What the task asks :: Write out the data exactly, keeping every line.

══ Data records

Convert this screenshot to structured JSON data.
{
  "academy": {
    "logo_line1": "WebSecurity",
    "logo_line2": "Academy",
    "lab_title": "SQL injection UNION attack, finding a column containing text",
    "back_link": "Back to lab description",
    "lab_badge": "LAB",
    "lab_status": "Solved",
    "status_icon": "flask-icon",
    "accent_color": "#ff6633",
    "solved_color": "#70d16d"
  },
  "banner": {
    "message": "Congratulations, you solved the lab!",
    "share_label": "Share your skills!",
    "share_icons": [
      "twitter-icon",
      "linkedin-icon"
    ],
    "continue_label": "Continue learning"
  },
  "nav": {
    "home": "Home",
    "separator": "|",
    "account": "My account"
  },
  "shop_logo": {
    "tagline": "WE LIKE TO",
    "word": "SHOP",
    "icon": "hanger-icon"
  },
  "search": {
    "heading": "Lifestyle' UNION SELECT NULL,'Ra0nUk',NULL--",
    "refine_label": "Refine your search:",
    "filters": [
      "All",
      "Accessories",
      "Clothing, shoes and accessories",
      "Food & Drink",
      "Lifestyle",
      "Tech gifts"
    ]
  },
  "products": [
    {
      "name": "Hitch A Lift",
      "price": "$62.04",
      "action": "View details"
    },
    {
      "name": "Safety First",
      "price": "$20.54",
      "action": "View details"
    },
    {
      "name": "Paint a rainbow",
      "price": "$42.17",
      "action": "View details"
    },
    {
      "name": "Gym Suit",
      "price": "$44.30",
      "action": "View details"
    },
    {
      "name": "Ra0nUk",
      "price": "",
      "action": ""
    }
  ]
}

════

Written solution ::
Convert this screenshot to structured JSON data.
{
  "academy": {
    "logo_line1": "WebSecurity",
    "logo_line2": "Academy",
    "lab_title": "SQL injection UNION attack, finding a column containing text",
    "back_link": "Back to lab description",
    "lab_badge": "LAB",
    "lab_status": "Solved",
    "status_icon": "flask-icon",
    "accent_color": "#ff6633",
    "solved_color": "#70d16d"
  },
  "banner": {
    "message": "Congratulations, you solved the lab!",
    "share_label": "Share your skills!",
    "share_icons": [
      "twitter-icon",
      "linkedin-icon"
    ],
    "continue_label": "Continue learning"
  },
  "nav": {
    "home": "Home",
    "separator": "|",
    "account": "My account"
  },
  "shop_logo": {
    "tagline": "WE LIKE TO",
    "word": "SHOP",
    "icon": "hanger-icon"
  },
  "search": {
    "heading": "Lifestyle' UNION SELECT NULL,'Ra0nUk',NULL--",
    "refine_label": "Refine your search:",
    "filters": [
      "All",
      "Accessories",
      "Clothing, shoes and accessories",
      "Food & Drink",
      "Lifestyle",
      "Tech gifts"
    ]
  },
  "products": [
    {
      "name": "Hitch A Lift",
      "price": "$62.04",
      "action": "View details"
    },
    {
      "name": "Safety First",
      "price": "$20.54",
      "action": "View details"
    },
    {
      "name": "Paint a rainbow",
      "price": "$42.17",
      "action": "View details"
    },
    {
      "name": "Gym Suit",
      "price": "$44.30",
      "action": "View details"
    },
    {
      "name": "Ra0nUk",
      "price": "",
      "action": ""
    }
  ]
}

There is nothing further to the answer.